ACTIVITY => Omit the pictures from the entries below and retype everything else exactly.

RECORD EXCERPTS =>

= = = =

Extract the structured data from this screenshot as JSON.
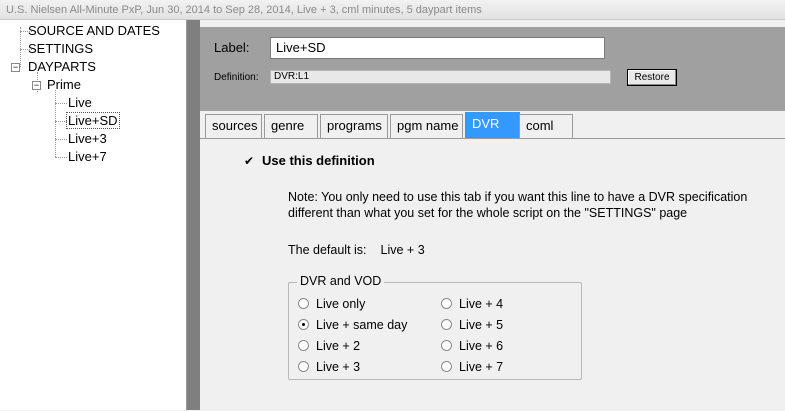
{
  "window": {
    "title": "U.S. Nielsen All-Minute PxP, Jun 30, 2014 to Sep 28, 2014, Live + 3, cml minutes, 5 daypart items"
  },
  "tree": {
    "source_and_dates": "SOURCE AND DATES",
    "settings": "SETTINGS",
    "dayparts": "DAYPARTS",
    "prime": "Prime",
    "children": [
      "Live",
      "Live+SD",
      "Live+3",
      "Live+7"
    ],
    "selected": "Live+SD"
  },
  "header": {
    "label_caption": "Label:",
    "label_value": "Live+SD",
    "definition_caption": "Definition:",
    "definition_value": "DVR:L1",
    "restore_label": "Restore"
  },
  "tabs": [
    "sources",
    "genre",
    "programs",
    "pgm name",
    "DVR",
    "coml"
  ],
  "active_tab": "DVR",
  "dvr_panel": {
    "use_definition_label": "Use this definition",
    "use_definition_checked": true,
    "note": "Note: You only need to use this tab if you want this line to have a DVR specification different than what you set for the whole script on the \"SETTINGS\" page",
    "default_caption": "The default is:",
    "default_value": "Live + 3",
    "group_title": "DVR and VOD",
    "options": [
      "Live only",
      "Live + same day",
      "Live + 2",
      "Live + 3",
      "Live + 4",
      "Live + 5",
      "Live + 6",
      "Live + 7"
    ],
    "selected_option": "Live + same day"
  }
}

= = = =

EXERCISE ANSWER =>
Extract the structured data from this screenshot as JSON.
{
  "window": {
    "title": "U.S. Nielsen All-Minute PxP, Jun 30, 2014 to Sep 28, 2014, Live + 3, cml minutes, 5 daypart items"
  },
  "tree": {
    "source_and_dates": "SOURCE AND DATES",
    "settings": "SETTINGS",
    "dayparts": "DAYPARTS",
    "prime": "Prime",
    "children": [
      "Live",
      "Live+SD",
      "Live+3",
      "Live+7"
    ],
    "selected": "Live+SD"
  },
  "header": {
    "label_caption": "Label:",
    "label_value": "Live+SD",
    "definition_caption": "Definition:",
    "definition_value": "DVR:L1",
    "restore_label": "Restore"
  },
  "tabs": [
    "sources",
    "genre",
    "programs",
    "pgm name",
    "DVR",
    "coml"
  ],
  "active_tab": "DVR",
  "dvr_panel": {
    "use_definition_label": "Use this definition",
    "use_definition_checked": true,
    "note": "Note: You only need to use this tab if you want this line to have a DVR specification different than what you set for the whole script on the \"SETTINGS\" page",
    "default_caption": "The default is:",
    "default_value": "Live + 3",
    "group_title": "DVR and VOD",
    "options": [
      "Live only",
      "Live + same day",
      "Live + 2",
      "Live + 3",
      "Live + 4",
      "Live + 5",
      "Live + 6",
      "Live + 7"
    ],
    "selected_option": "Live + same day"
  }
}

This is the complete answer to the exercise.